Dataset items:
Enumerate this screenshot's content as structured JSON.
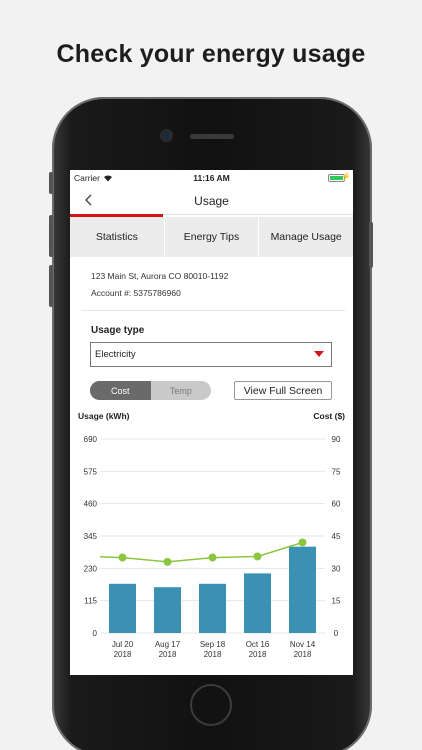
{
  "headline": "Check your energy usage",
  "status": {
    "carrier": "Carrier",
    "time": "11:16 AM"
  },
  "nav": {
    "title": "Usage"
  },
  "tabs": [
    "Statistics",
    "Energy Tips",
    "Manage Usage"
  ],
  "account": {
    "address": "123 Main St, Aurora CO 80010-1192",
    "account_line": "Account #: 5375786960"
  },
  "usage_type": {
    "label": "Usage type",
    "selected": "Electricity"
  },
  "toggle": {
    "options": [
      "Cost",
      "Temp"
    ],
    "selected": "Cost"
  },
  "full_screen_label": "View Full Screen",
  "colors": {
    "accent": "#d0161b",
    "bar": "#3a91b3",
    "line": "#8cc63f"
  },
  "chart_data": {
    "type": "bar",
    "categories": [
      [
        "Jul 20",
        "2018"
      ],
      [
        "Aug 17",
        "2018"
      ],
      [
        "Sep 18",
        "2018"
      ],
      [
        "Oct 16",
        "2018"
      ],
      [
        "Nov 14",
        "2018"
      ]
    ],
    "ylabel": "Usage (kWh)",
    "y2label": "Cost ($)",
    "ylim": [
      0,
      690
    ],
    "y2lim": [
      0,
      90
    ],
    "yticks": [
      0,
      115,
      230,
      345,
      460,
      575,
      690
    ],
    "y2ticks": [
      0,
      15,
      30,
      45,
      60,
      75,
      90
    ],
    "series": [
      {
        "type": "bar",
        "axis": "left",
        "values": [
          175,
          163,
          175,
          212,
          307
        ]
      },
      {
        "type": "line",
        "axis": "right",
        "values": [
          35,
          33,
          35,
          35.5,
          42
        ]
      }
    ],
    "grid": true
  }
}
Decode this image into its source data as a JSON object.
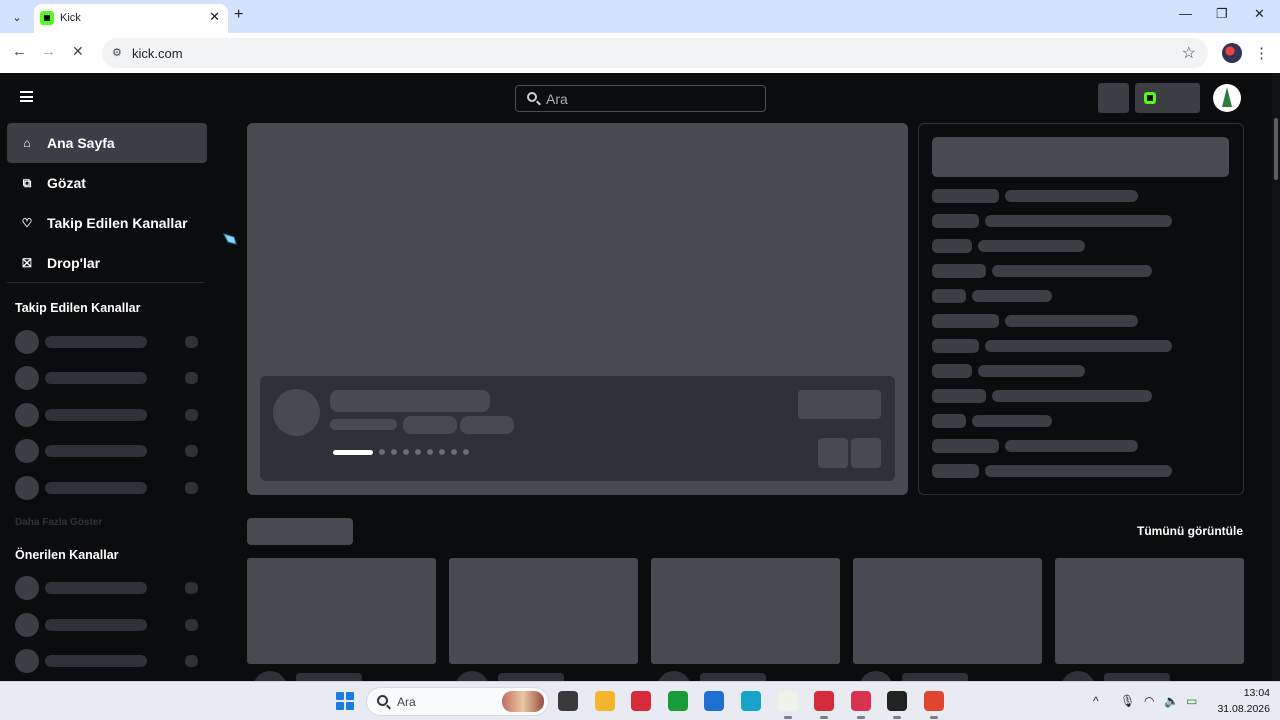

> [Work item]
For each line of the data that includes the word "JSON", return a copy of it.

> [Reply to the exercise]
Enumerate this screenshot's content as structured JSON.
Decode this image into its source data as a JSON object.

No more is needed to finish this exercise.